• _Items listed in a dataset_
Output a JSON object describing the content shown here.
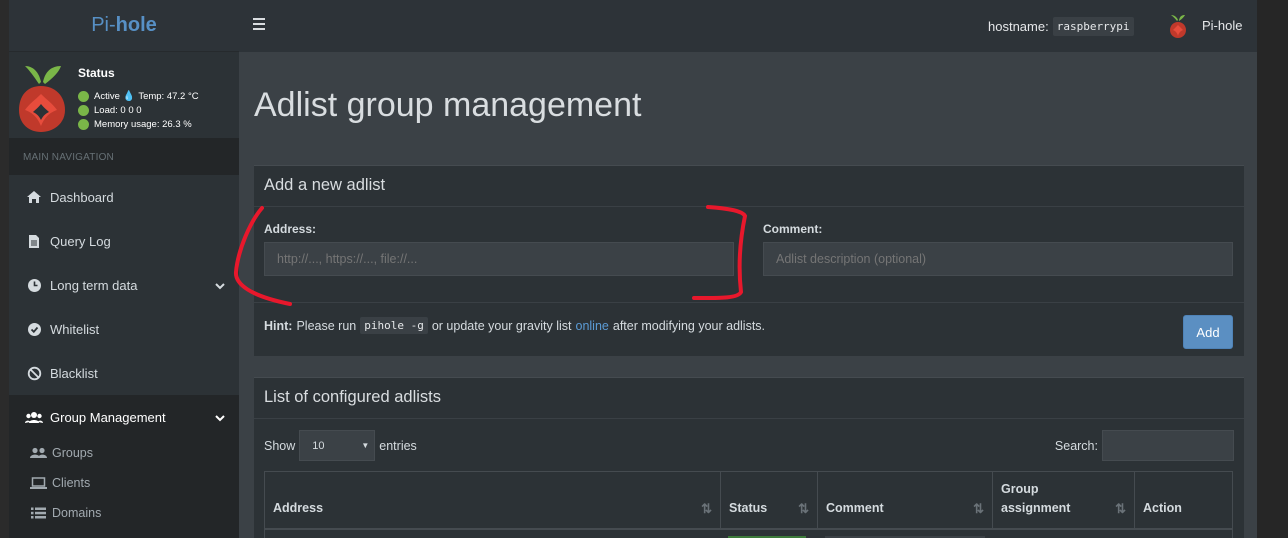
{
  "brand": {
    "prefix": "Pi-",
    "suffix": "hole"
  },
  "status": {
    "title": "Status",
    "active": "Active",
    "temp": "Temp: 47.2 °C",
    "load": "Load:  0  0  0",
    "memory": "Memory usage:  26.3 %"
  },
  "nav": {
    "header": "MAIN NAVIGATION",
    "items": [
      {
        "label": "Dashboard",
        "icon": "home-icon"
      },
      {
        "label": "Query Log",
        "icon": "file-icon"
      },
      {
        "label": "Long term data",
        "icon": "clock-icon"
      },
      {
        "label": "Whitelist",
        "icon": "check-circle-icon"
      },
      {
        "label": "Blacklist",
        "icon": "ban-icon"
      },
      {
        "label": "Group Management",
        "icon": "users-icon"
      }
    ],
    "sub_items": [
      {
        "label": "Groups",
        "icon": "user-group-icon"
      },
      {
        "label": "Clients",
        "icon": "laptop-icon"
      },
      {
        "label": "Domains",
        "icon": "list-icon"
      }
    ]
  },
  "topbar": {
    "hostname_label": "hostname:",
    "hostname_value": "raspberrypi",
    "user_name": "Pi-hole"
  },
  "page": {
    "title": "Adlist group management"
  },
  "add_box": {
    "title": "Add a new adlist",
    "address_label": "Address:",
    "address_placeholder": "http://..., https://..., file://...",
    "comment_label": "Comment:",
    "comment_placeholder": "Adlist description (optional)",
    "hint_label": "Hint:",
    "hint_text_1": "Please run",
    "hint_code": "pihole -g",
    "hint_text_2": "or update your gravity list",
    "hint_link": "online",
    "hint_text_3": "after modifying your adlists.",
    "add_label": "Add"
  },
  "list_box": {
    "title": "List of configured adlists",
    "show_label": "Show",
    "entries_value": "10",
    "entries_label": "entries",
    "search_label": "Search:",
    "columns": [
      "Address",
      "Status",
      "Comment",
      "Group assignment",
      "Action"
    ]
  },
  "colors": {
    "accent": "#5b8fc2",
    "annotation": "#e8182c",
    "status_active": "#7ab648"
  }
}
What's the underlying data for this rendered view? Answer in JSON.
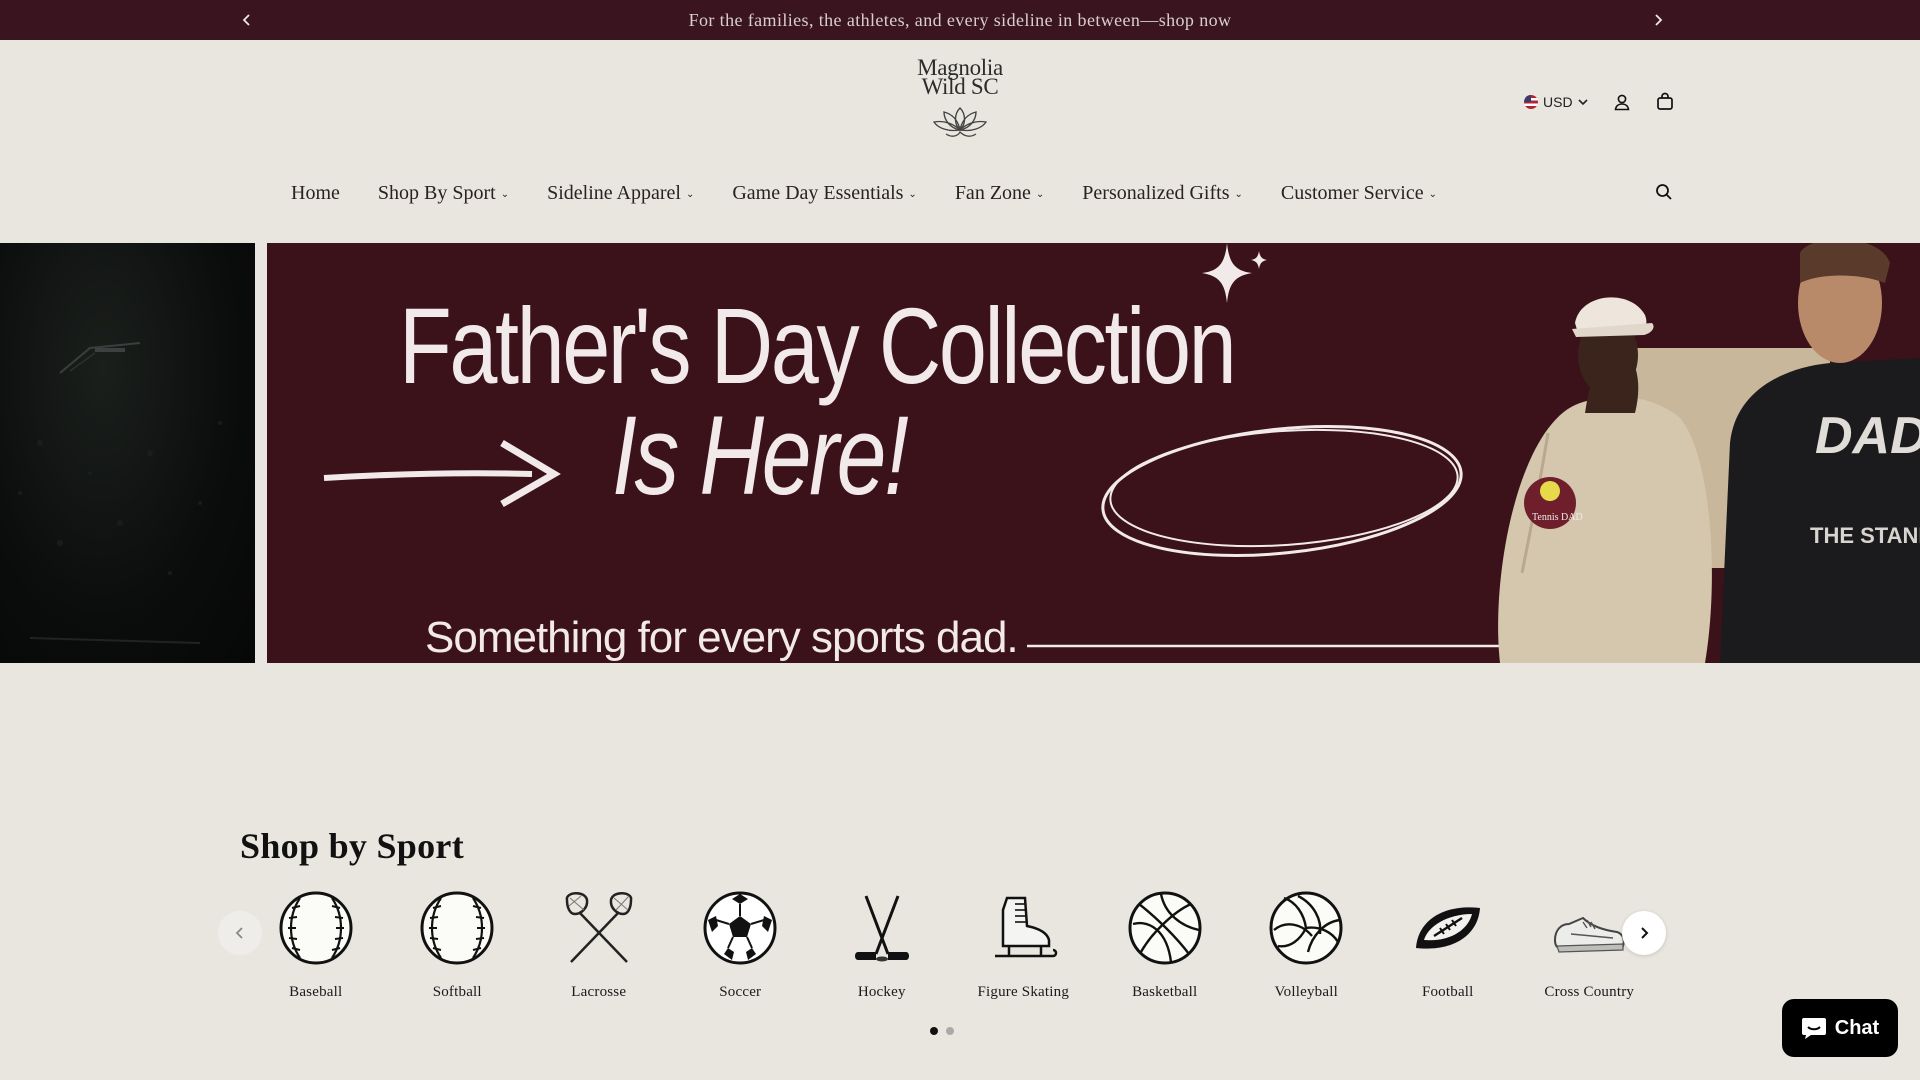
{
  "announcement": {
    "text": "For the families, the athletes, and every sideline in between—shop now",
    "prev_icon": "chevron-left-icon",
    "next_icon": "chevron-right-icon"
  },
  "header": {
    "logo_line1": "Magnolia",
    "logo_line2": "Wild SC",
    "currency": "USD",
    "icons": [
      "us-flag-icon",
      "chevron-down-icon",
      "account-icon",
      "cart-icon",
      "search-icon"
    ]
  },
  "nav": {
    "items": [
      {
        "label": "Home",
        "has_menu": false
      },
      {
        "label": "Shop By Sport",
        "has_menu": true
      },
      {
        "label": "Sideline Apparel",
        "has_menu": true
      },
      {
        "label": "Game Day Essentials",
        "has_menu": true
      },
      {
        "label": "Fan Zone",
        "has_menu": true
      },
      {
        "label": "Personalized Gifts",
        "has_menu": true
      },
      {
        "label": "Customer Service",
        "has_menu": true
      }
    ]
  },
  "hero": {
    "title_line1": "Father's Day Collection",
    "title_line2": "Is Here!",
    "subtitle": "Something for every sports dad.",
    "hoodie_print": "Tennis DAD",
    "shirt_print_1": "DAD",
    "shirt_print_2": "THE STANDARD",
    "colors": {
      "background": "#3b1219",
      "text": "#f2eaea"
    }
  },
  "shop_by_sport": {
    "title": "Shop by Sport",
    "sports": [
      {
        "label": "Baseball",
        "icon": "baseball-icon"
      },
      {
        "label": "Softball",
        "icon": "softball-icon"
      },
      {
        "label": "Lacrosse",
        "icon": "lacrosse-icon"
      },
      {
        "label": "Soccer",
        "icon": "soccer-ball-icon"
      },
      {
        "label": "Hockey",
        "icon": "hockey-sticks-icon"
      },
      {
        "label": "Figure Skating",
        "icon": "ice-skate-icon"
      },
      {
        "label": "Basketball",
        "icon": "basketball-icon"
      },
      {
        "label": "Volleyball",
        "icon": "volleyball-icon"
      },
      {
        "label": "Football",
        "icon": "football-icon"
      },
      {
        "label": "Cross Country",
        "icon": "running-shoe-icon"
      }
    ],
    "pages": 2,
    "active_page": 1
  },
  "chat": {
    "label": "Chat",
    "icon": "chat-bubble-icon"
  },
  "colors": {
    "announcement_bg": "#3a1520",
    "page_bg": "#e9e6df"
  }
}
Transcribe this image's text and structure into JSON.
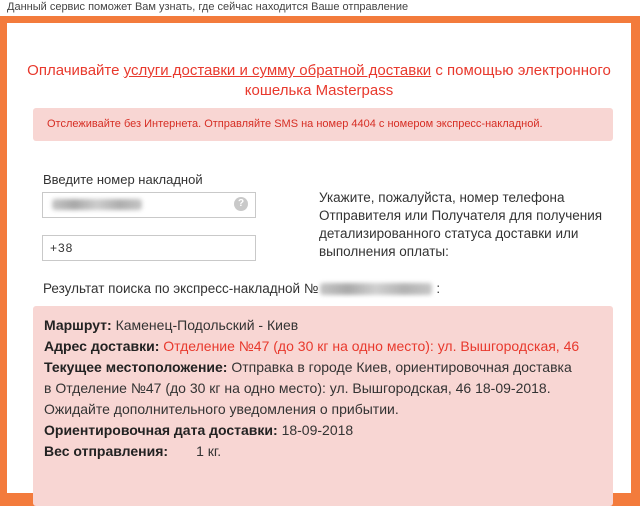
{
  "header": {
    "tagline": "Данный сервис поможет Вам узнать, где сейчас находится Ваше отправление"
  },
  "promo": {
    "prefix": "Оплачивайте ",
    "link_text": "услуги доставки и сумму обратной доставки",
    "suffix": " с помощью электронного",
    "line2": "кошелька Masterpass"
  },
  "sms_notice": "Отслеживайте без Интернета. Отправляйте SMS на номер 4404 с номером экспресс-накладной.",
  "form": {
    "invoice_label": "Введите номер накладной",
    "phone_value": "+38",
    "help_glyph": "?",
    "phone_note": "Укажите, пожалуйста, номер телефона Отправителя или Получателя для получения детализированного статуса доставки или выполнения оплаты:"
  },
  "result": {
    "title_prefix": "Результат поиска по экспресс-накладной №",
    "title_suffix": ":",
    "route_label": "Маршрут:",
    "route_value": " Каменец-Подольский - Киев",
    "address_label": "Адрес доставки:",
    "address_value": " Отделение №47 (до 30 кг на одно место): ул. Вышгородская, 46",
    "location_label": "Текущее местоположение:",
    "location_value_1": " Отправка в городе Киев, ориентировочная доставка",
    "location_value_2": "в Отделение №47 (до 30 кг на одно место): ул. Вышгородская, 46 18-09-2018.",
    "location_value_3": "Ожидайте дополнительного уведомления о прибытии.",
    "date_label": "Ориентировочная дата доставки:",
    "date_value": " 18-09-2018",
    "weight_label": "Вес отправления:",
    "weight_value": "1 кг."
  },
  "colors": {
    "page_background": "#f37b3c",
    "accent_red": "#e8392d",
    "notice_background": "#f8d6d3"
  }
}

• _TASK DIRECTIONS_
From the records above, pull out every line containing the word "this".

• _RESPONSE_
What's the underlying data for this rendered view? Answer in JSON.
Transcribe this image's text and structure into JSON.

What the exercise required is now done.